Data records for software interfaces
..............................

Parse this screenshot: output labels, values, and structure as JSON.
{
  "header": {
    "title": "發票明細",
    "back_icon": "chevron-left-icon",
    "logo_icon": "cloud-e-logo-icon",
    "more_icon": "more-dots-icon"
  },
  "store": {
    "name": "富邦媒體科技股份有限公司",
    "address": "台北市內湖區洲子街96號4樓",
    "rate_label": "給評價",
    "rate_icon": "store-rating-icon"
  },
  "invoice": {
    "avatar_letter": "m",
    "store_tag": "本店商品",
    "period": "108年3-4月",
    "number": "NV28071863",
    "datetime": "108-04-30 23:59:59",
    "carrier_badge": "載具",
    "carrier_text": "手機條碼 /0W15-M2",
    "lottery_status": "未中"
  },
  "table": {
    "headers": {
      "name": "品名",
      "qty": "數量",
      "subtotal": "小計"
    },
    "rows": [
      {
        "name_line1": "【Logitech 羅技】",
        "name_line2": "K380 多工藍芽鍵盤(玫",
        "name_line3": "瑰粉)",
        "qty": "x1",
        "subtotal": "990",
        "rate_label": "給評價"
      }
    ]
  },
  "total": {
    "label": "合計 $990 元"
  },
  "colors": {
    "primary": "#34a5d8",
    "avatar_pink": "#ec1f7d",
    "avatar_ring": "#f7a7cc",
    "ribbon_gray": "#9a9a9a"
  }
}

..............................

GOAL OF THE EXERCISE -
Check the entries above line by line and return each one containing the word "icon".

ANSWER SECTION -
    "back_icon": "chevron-left-icon",
    "logo_icon": "cloud-e-logo-icon",
    "more_icon": "more-dots-icon"
    "rate_icon": "store-rating-icon"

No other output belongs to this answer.